The following was written by Heather A. Harrington, Hooke Research Fellow at the Mathematical Institute at the University of Oxford.
The SAMSI LDHD workshop covered a range of topics with the overarching theme of using mathematical and statistical techniques to analyze high dimensional systems/data. Many of the talks focused on exploiting features of such systems (e.g., sparity, structure etc.) to compute high dimensional covariances, perform convex optimization, classify images, and solve inverse and inference problems using Bayesian statistics and graphical models. I came to the conference very open and interested in many aspects of capturing the low dimensional features of high dimensional data and I learned the many advances in approaches as well as the current challenges in the field.
I particularly found the talks on computational geometry and topology fascinating. Recently I have became interested in persistent homology for analyzing networks, but I hadn’t considered some of the open problems on the statistical side. I found the most interesting talks during the LDHD conference were by Sayan Mukherjee on sufficient statistics for shapes and graph Laplacians, Ingrid Daubechies on conformal mapping to define a metric between surfaces, as well as David Dunson’s introduction on Bayesian inference, manifold learning, and geometric type models for exploiting the low dimensional structure in high dimensional data.

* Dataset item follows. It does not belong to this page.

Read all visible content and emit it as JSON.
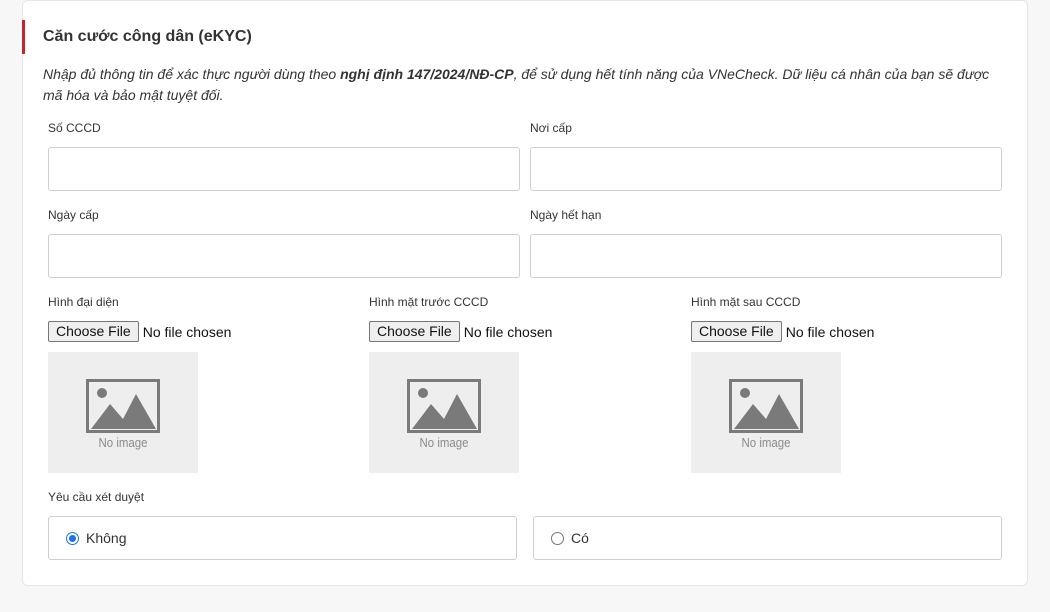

Overall, the workshop provided a broad overview of the field, but more specifically, I learned about current research in combining probabilistic and statistical models for geometric/topological structures, and I’ve now joined two working groups aiming to understand how to put a likelihood function on surfaces and/or the meaning of noise in computational topology diagrams (summaries).